BANGKOK (Reuters) – Tens of thousands of Thai protesters cheered and chanted into the night in central Bangkok on Thursday in a show of mass defiance to a ban on demonstrations designed to end more than three months of anti-government action.
As they dispersed at 10 p.m. (1500 GMT), protesters pledged to return to the same place every day.
Growing demonstrations have targeted King Maha Vajiralongkorn as well as Prime Minister Prayuth Chan-ocha, a former junta leader, in the biggest challenge for years to an establishment long dominated by the army and palace.
“Like dogs cornered, we are fighting till our deaths,” Panupong “Mike Rayong” Jadnok, one the high-profile protest leaders who remains free, told the crowd. “We won’t fall back. We won’t run away. We won’t go anywhere.”
Protesters ignored police appeals to disperse and spilled from the Ratchaprasong Intersection across streets and walkways, their mobile phones shimmering in the night. The location was the scene of bloodshed in 2010, during more than a decade of violence between supporters and opponents of the Thai establishment.
“All protesters will be prosecuted,” the deputy head of Bangkok police, Piya Tawichai, told a news conference. “I would like us to warn the children and youth: participating in these protests could impact you in the future.”
Police put the number of protesters at 10,000.
Protesters chanted for the release of some 40 activists arrested this week. Some also called out insults against the king – until recently almost unheard of behaviour in a country where the constitution says he must be revered.
Closing the protest, student leader Jutatip Sirikhan called on people to return at 5 p.m. on Friday and daily thereafter.
Three months of protests in the country of 70 million have been largely peaceful, as was a march by tens of thousands on Wednesday. But in one incident, police pushed jeering protesters away from a motorcade carrying Queen Suthida.
Overnight the government banned political gatherings of five or more people and the publication of news and online information that could threaten national security. Riot police swiftly cleared a protest camp outside Prayuth’s office.
“The measures were necessary to ensure peace and order,” government spokesman Anucha Burapachaisri said in a statement.
He rejected accusations from some government critics that the motorcade incident was an excuse to crack down.
Thai media reported that arrest warrants had been issued against two people for injuring the queen – which can carry a life sentence, whereas the maximum penalty for insulting the monarch under lese majeste laws is 15 years in jail.

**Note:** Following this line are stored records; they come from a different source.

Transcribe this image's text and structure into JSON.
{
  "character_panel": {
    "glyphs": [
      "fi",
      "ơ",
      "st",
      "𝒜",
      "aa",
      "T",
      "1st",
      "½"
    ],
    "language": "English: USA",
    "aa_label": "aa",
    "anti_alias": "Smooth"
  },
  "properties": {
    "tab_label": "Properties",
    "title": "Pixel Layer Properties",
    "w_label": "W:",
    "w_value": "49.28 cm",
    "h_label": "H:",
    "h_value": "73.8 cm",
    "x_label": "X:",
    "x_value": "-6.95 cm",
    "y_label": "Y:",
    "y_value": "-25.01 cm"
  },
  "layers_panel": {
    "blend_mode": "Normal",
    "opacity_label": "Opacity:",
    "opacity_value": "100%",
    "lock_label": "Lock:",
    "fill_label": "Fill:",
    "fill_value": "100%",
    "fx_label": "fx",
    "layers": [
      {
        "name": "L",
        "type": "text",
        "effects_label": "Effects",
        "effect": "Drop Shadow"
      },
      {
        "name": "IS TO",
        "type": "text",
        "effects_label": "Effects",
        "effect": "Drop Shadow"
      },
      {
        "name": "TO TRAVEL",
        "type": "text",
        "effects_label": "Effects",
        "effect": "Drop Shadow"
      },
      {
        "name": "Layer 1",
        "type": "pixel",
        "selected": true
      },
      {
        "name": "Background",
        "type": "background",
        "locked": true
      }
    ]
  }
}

Police said they had arrested protest leaders Parit “Penguin” Chiwarak and rights lawyer Arnon Nampa overnight. Student leader Panusaya “Rung” Sithijirawattanakul was taken away in a wheelchair.
Arnon said on Facebook he was taken to Chiang Mai, where he faces sedition charges over a speech in August. Panusaya and Parit also face sedition charges over comments at previous protests, their lawyer said. They all deny the charges.
In a handwritten note embellished with a rainbow, Panusaya urged protesters to keep fighting.
“You might all see leaders disappearing one by one, but we’re actually always with you,” she wrote.
The protest movement aims to remove Prayuth, saying he manipulated an election last year to keep hold of power. He says the election was fair.
Those marching on the streets also want a new constitution and have called for a reduction in the powers of the king. They want his role to be clearly subject to the constitution and seek the reversal of orders that gave him control of the palace fortune and some army units.
Anger in Thailand has been exacerbated by the economic impact of the coronavirus – even greater than in other parts of Southeast Asia because of the importance of tourism.
The Chinese government’s top diplomat, State Councillor Wang Yi, agreed at a meeting with Prayuth on Thursday to speed up the transfer of people and goods and on future economic cooperation, Chinese state news agency Xinhua said.
The European Union, meanwhile, called on Thailand to respect the rights of detainees and urged restraint from all sides.
(Additional reporting by Chayut Setboonsarng, Jiraporn Kuhakan, Orathai Sriring; Writing by Matthew Tostevin; Editing by Michael Perry, Robert Birsel and Alex Richardson)